A brief aside about the author: Ludmila Ulitskaya was born in Russia and was trained as a geneticist. Her novels and short stories have been published in Russia, France, Germany, and elsewhere; The Funeral Party is her American debut. She lives in Moscow.


I’m reading a book now called A Short History of Nearly Everything by Bill Bryson. I’ve only finished some 3 chapters but so far it has been fascinating and I look forward to finishing it this weekend. It’s like the rough guide to the universe.

So far, he has touched on things like what the “big bang” theorists say and postulates how big the universe actually may be all in layman’s terms. He has a knack of putting things in context.

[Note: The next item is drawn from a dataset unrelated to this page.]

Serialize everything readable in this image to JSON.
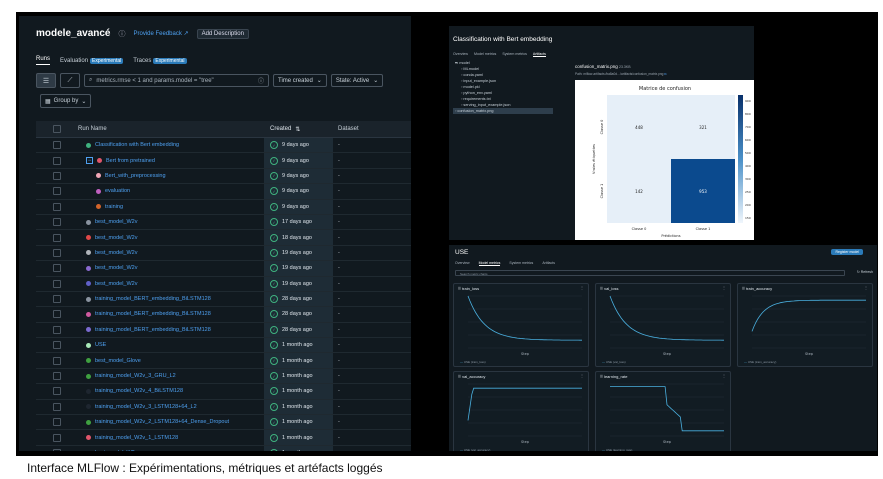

Just one example on the part where is talking about “how to build a universe” by starting with something tiny as in the theory of an inflationary universe.

“protons are so small that a little dib of ink like the dot on this I can hold something in the region of 500,000,000,000 of them, or rather more than the number of seconds it takes to make half a million years. So protons are exceedingly microscopic to say the very least. How imagine if you can (and of course you can’t) shrinking one of those protons down to a billionth of its normal size into a space so small that it would make a proton look enormous. Now pack into that tiny, tiny space about an ounce of matter. Excellent. You are ready to start a universe”.

By the same style of writing, he goes on to explain the universe, solar system, etc. It’s all very fascinating.

I remember nights, especially on holidays where I would look up and see what seemed like thousands of stars in the sky and wonder how large the universe actually is and after a time my brain would jam because firstly I couldn’t fathom how large the universe could be and even if I could, what’s beyond? The possibilities that the universe afforded was limitless. If we had a million stars in our galaxy and there a million galaxy, how far away is another “earth”. Is there another earth? Why aren’t we just crashing into each other. Who designed our earth so we are so well and delicately balanced by the gravitational fields of the sun and the planets around us? Is there life forms out there? What kind? Are we more advanced, less? If I could put my hand beyond the universe, what was there? Another universe? Nothingness? But isn’t nothingness really something because it’s the presence of nothing? How was all this created? So my brain would jam.

I also guess, that is why I started exploring, many years ago the notion of a “creative” God.

In Genesis 1.1, the first sentence of the Bible it says, “In the beginning God created the heavens and the earth”. I can deal with this.

I can’t believe pure physics can explain all this.